(CNN) -- A Saudi court that sentenced a journalist to 60 lashes for her work on a controversial television show has summoned a second woman affiliated with the TV station.

The Saudi information ministry said Sunday that a Jeddah court has asked the second journalist to appear because of her work as a coordinator with the Lebanese Broadcasting Corp.

The woman was set to appear on Monday, but the hearing has been postponed because she is ill, said a ministry official, who could not be named because he is not authorized to speak to the media.

The show in question, "A Thick Red Line," explores social taboos.

In one episode, a Saudi man, Mazen Abdul Jawad, bragged about his sex life. Saudi authorities put him on trial and sentenced him to five years in prison and 1,000 lashes.

Soon afterward, the court sentenced journalist Rosanna Al-Yami who worked as a coordinator and guest-booker for the show. In addition to the 60 lashes, Al-Yami is banned for two years from traveling outside Saudi Arabia.

While the charges against her include involvement in preparing the program, she was not involved in setting up the episode in which Abdul Jawad appeared, said his lawyer Suleiman Al-Jumeii.

Al-Jumeii said that Al-Yami has opted not to appeal the court's verdict.

Al-Jumeii doesn't represent the journalist, but said he is keeping tabs on cases dealing with "A Thick Red Line."

The lawyer is attempting to pursue an appeal for his client and get his case heard in a special court that only deals with media matters.

CNN has attempted to get comments from Al-Yami and her attorney.

Abdul Jawad, 32, an airline employee and divorced father of four, spoke openly on the show about his sexual escapades, his love of sex and losing his virginity at age 14.

That episode caused an uproar in deeply conservative Saudi Arabia, where sharia, or Islamic law, is practiced. Pre-marital sex is illegal, and unrelated men and women are not permitted to mingle.

Saudi authorities shut down LBC offices in Jeddah and Riyadh after the interview aired a few months ago.

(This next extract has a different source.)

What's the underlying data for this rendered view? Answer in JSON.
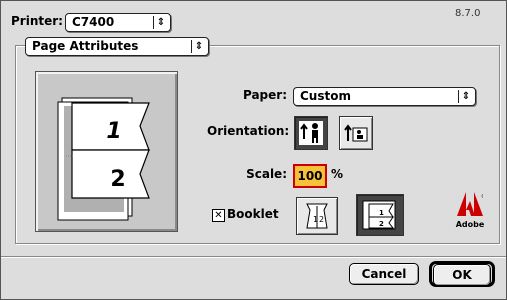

Abdul Jawad was arrested shortly after the program aired and charged with violating Saudi Arabia's crime of publicizing vice.